• _DIRECTIONS FOR THIS TASK_
Locate each line below that includes "true" and reproduce it.

»»

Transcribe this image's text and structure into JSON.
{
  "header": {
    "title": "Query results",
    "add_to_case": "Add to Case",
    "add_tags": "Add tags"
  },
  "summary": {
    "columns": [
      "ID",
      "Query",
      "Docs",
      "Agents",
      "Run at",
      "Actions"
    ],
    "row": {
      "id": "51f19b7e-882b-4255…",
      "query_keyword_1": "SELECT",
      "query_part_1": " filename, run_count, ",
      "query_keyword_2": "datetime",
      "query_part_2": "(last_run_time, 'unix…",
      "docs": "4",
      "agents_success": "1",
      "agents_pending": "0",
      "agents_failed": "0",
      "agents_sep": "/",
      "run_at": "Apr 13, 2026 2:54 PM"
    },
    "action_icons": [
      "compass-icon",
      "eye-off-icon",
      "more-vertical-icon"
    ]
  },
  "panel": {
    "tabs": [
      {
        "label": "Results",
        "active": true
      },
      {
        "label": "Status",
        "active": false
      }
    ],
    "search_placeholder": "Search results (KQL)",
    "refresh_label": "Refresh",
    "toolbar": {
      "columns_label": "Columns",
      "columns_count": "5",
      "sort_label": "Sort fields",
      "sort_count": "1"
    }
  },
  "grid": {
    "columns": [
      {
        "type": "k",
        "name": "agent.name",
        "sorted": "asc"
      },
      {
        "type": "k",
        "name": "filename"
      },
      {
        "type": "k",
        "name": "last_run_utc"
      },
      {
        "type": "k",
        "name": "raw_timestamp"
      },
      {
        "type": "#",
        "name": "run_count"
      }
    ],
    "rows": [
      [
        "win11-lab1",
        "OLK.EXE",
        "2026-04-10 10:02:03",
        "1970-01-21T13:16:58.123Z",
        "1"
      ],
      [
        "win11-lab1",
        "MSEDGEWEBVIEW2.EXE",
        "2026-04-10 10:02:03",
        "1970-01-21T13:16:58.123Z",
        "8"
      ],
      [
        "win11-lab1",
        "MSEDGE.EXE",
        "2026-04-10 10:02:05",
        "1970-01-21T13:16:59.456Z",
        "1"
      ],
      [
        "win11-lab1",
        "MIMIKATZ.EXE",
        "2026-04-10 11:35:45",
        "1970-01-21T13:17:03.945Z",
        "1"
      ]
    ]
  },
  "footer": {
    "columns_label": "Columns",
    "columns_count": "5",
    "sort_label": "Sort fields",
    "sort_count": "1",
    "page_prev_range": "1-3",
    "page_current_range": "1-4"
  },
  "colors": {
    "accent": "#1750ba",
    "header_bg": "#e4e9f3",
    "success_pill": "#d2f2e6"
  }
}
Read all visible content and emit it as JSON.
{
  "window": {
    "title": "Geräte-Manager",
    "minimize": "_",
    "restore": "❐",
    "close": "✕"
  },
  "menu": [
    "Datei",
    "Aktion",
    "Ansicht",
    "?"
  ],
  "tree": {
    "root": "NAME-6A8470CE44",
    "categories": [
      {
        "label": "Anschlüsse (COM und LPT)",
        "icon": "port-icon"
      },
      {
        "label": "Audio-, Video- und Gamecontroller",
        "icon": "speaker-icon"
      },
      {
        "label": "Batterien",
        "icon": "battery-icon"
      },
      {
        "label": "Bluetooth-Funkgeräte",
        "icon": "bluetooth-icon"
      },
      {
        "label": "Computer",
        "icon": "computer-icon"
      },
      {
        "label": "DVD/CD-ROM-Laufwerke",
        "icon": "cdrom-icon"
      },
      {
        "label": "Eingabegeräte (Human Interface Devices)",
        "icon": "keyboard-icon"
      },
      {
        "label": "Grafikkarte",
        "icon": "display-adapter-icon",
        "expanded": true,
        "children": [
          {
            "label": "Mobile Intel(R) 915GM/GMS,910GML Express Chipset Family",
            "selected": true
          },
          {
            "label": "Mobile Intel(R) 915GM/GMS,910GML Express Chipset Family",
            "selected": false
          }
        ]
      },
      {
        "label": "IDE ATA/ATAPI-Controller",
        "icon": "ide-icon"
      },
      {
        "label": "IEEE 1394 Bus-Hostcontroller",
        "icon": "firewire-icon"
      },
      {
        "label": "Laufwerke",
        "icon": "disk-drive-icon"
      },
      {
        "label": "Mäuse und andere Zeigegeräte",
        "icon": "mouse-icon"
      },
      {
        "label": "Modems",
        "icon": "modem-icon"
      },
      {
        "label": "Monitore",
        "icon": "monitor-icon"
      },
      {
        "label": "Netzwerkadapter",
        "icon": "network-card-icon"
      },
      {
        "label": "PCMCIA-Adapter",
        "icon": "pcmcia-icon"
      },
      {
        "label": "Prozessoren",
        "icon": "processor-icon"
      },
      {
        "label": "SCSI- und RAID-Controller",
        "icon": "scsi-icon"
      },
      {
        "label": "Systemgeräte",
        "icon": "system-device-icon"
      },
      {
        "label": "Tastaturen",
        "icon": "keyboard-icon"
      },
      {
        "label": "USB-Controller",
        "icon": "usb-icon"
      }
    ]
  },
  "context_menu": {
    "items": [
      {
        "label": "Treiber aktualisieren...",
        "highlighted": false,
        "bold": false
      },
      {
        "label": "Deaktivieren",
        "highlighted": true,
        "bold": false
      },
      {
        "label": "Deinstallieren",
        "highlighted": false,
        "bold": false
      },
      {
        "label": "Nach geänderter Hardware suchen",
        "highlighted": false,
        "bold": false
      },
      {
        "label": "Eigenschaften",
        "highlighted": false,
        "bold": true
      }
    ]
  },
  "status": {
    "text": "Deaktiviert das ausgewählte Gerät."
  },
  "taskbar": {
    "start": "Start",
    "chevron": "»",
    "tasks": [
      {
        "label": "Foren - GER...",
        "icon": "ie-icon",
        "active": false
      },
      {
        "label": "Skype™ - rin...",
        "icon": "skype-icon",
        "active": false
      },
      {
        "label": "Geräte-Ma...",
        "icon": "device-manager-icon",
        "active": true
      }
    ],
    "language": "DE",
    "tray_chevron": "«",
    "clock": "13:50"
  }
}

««

• _EXERCISE ANSWER_
        "active": true
        "expanded": true,
            "selected": true
        "highlighted": true,
        "bold": true
        "active": true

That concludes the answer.